* _TASK OBJECTIVE_
From the first line to the last, write out the records exactly, leaving the pictures behind.

[Excerpts from an interface dataset]

....

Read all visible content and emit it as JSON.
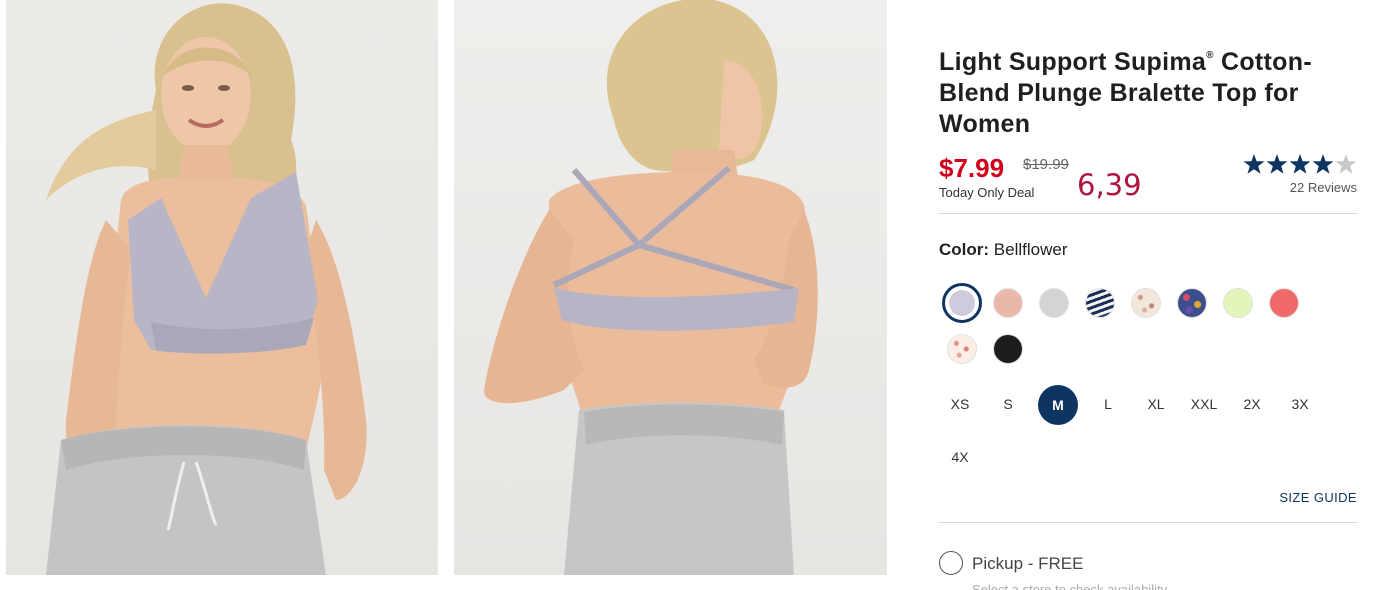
{
  "product": {
    "title_part1": "Light Support Supima",
    "title_reg": "®",
    "title_part2": " Cotton-Blend Plunge Bralette Top for Women"
  },
  "pricing": {
    "current": "$7.99",
    "original": "$19.99",
    "deal_label": "Today Only Deal",
    "converted": "6,39"
  },
  "rating": {
    "stars": 4,
    "max": 5,
    "reviews_label": "22 Reviews"
  },
  "color": {
    "label": "Color:",
    "selected": "Bellflower",
    "swatches": [
      {
        "color": "#cfcbdc"
      },
      {
        "color": "#e8b9a9"
      },
      {
        "color": "#d4d4d4"
      },
      {
        "color": "stripe-navy"
      },
      {
        "color": "floral-beige"
      },
      {
        "color": "floral-multi"
      },
      {
        "color": "#e4f5bb"
      },
      {
        "color": "#f06a6a"
      },
      {
        "color": "floral-pink"
      },
      {
        "color": "#1d1d1f"
      }
    ]
  },
  "sizes": {
    "options": [
      "XS",
      "S",
      "M",
      "L",
      "XL",
      "XXL",
      "2X",
      "3X",
      "4X"
    ],
    "selected": "M",
    "guide_label": "SIZE GUIDE"
  },
  "fulfillment": {
    "pickup_label": "Pickup - FREE",
    "pickup_subtext": "Select a store to check availability"
  },
  "colors": {
    "accent_navy": "#0e3562",
    "sale_red": "#d0021b",
    "converted_price": "#b0173f"
  }
}
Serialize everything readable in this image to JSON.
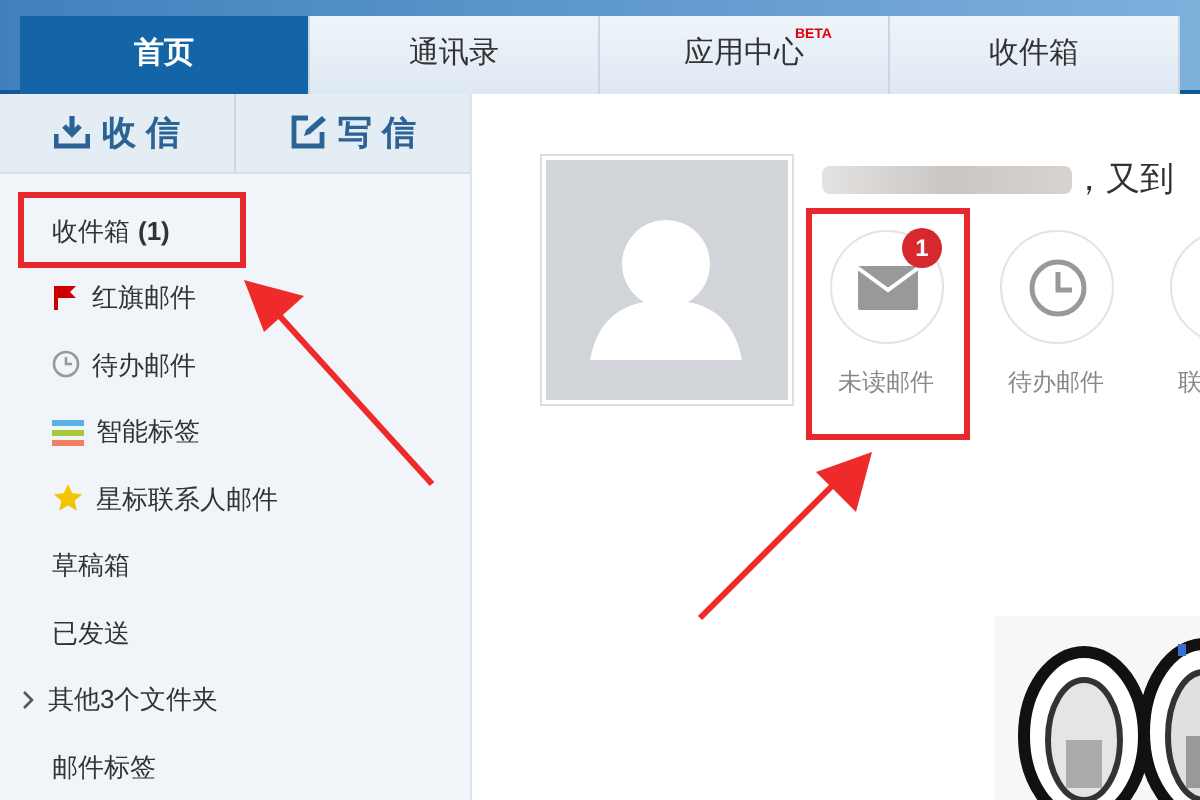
{
  "tabs": [
    {
      "label": "首页",
      "selected": true
    },
    {
      "label": "通讯录",
      "selected": false
    },
    {
      "label": "应用中心",
      "selected": false,
      "badge": "BETA"
    },
    {
      "label": "收件箱",
      "selected": false
    }
  ],
  "sidebar": {
    "actions": [
      {
        "label": "收 信",
        "kind": "receive"
      },
      {
        "label": "写 信",
        "kind": "compose"
      }
    ],
    "folders": [
      {
        "label": "收件箱",
        "count": "(1)",
        "kind": "plain"
      },
      {
        "label": "红旗邮件",
        "kind": "flag"
      },
      {
        "label": "待办邮件",
        "kind": "clock"
      },
      {
        "label": "智能标签",
        "kind": "tags"
      },
      {
        "label": "星标联系人邮件",
        "kind": "star"
      },
      {
        "label": "草稿箱",
        "kind": "plain"
      },
      {
        "label": "已发送",
        "kind": "plain"
      },
      {
        "label": "其他3个文件夹",
        "kind": "expand"
      },
      {
        "label": "邮件标签",
        "kind": "plain"
      }
    ]
  },
  "greeting": "，又到",
  "quick_items": [
    {
      "label": "未读邮件",
      "kind": "mail",
      "badge": "1"
    },
    {
      "label": "待办邮件",
      "kind": "clock"
    },
    {
      "label": "联",
      "kind": "contact"
    }
  ]
}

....

* _SOLUTION BELOW_
Read all visible content and emit it as JSON.
{
  "product": {
    "title_part1": "Light Support Supima",
    "title_reg": "®",
    "title_part2": " Cotton-Blend Plunge Bralette Top for Women"
  },
  "pricing": {
    "current": "$7.99",
    "original": "$19.99",
    "deal_label": "Today Only Deal",
    "converted": "6,39"
  },
  "rating": {
    "stars": 4,
    "max": 5,
    "reviews_label": "22 Reviews"
  },
  "color": {
    "label": "Color:",
    "selected": "Bellflower",
    "swatches": [
      {
        "color": "#cfcbdc"
      },
      {
        "color": "#e8b9a9"
      },
      {
        "color": "#d4d4d4"
      },
      {
        "color": "stripe-navy"
      },
      {
        "color": "floral-beige"
      },
      {
        "color": "floral-multi"
      },
      {
        "color": "#e4f5bb"
      },
      {
        "color": "#f06a6a"
      },
      {
        "color": "floral-pink"
      },
      {
        "color": "#1d1d1f"
      }
    ]
  },
  "sizes": {
    "options": [
      "XS",
      "S",
      "M",
      "L",
      "XL",
      "XXL",
      "2X",
      "3X",
      "4X"
    ],
    "selected": "M",
    "guide_label": "SIZE GUIDE"
  },
  "fulfillment": {
    "pickup_label": "Pickup - FREE",
    "pickup_subtext": "Select a store to check availability"
  },
  "colors": {
    "accent_navy": "#0e3562",
    "sale_red": "#d0021b",
    "converted_price": "#b0173f"
  }
}
Serialize everything readable in this image to JSON.
{
  "tabs": [
    {
      "label": "首页",
      "selected": true
    },
    {
      "label": "通讯录",
      "selected": false
    },
    {
      "label": "应用中心",
      "selected": false,
      "badge": "BETA"
    },
    {
      "label": "收件箱",
      "selected": false
    }
  ],
  "sidebar": {
    "actions": [
      {
        "label": "收 信",
        "kind": "receive"
      },
      {
        "label": "写 信",
        "kind": "compose"
      }
    ],
    "folders": [
      {
        "label": "收件箱",
        "count": "(1)",
        "kind": "plain"
      },
      {
        "label": "红旗邮件",
        "kind": "flag"
      },
      {
        "label": "待办邮件",
        "kind": "clock"
      },
      {
        "label": "智能标签",
        "kind": "tags"
      },
      {
        "label": "星标联系人邮件",
        "kind": "star"
      },
      {
        "label": "草稿箱",
        "kind": "plain"
      },
      {
        "label": "已发送",
        "kind": "plain"
      },
      {
        "label": "其他3个文件夹",
        "kind": "expand"
      },
      {
        "label": "邮件标签",
        "kind": "plain"
      }
    ]
  },
  "greeting": "，又到",
  "quick_items": [
    {
      "label": "未读邮件",
      "kind": "mail",
      "badge": "1"
    },
    {
      "label": "待办邮件",
      "kind": "clock"
    },
    {
      "label": "联",
      "kind": "contact"
    }
  ]
}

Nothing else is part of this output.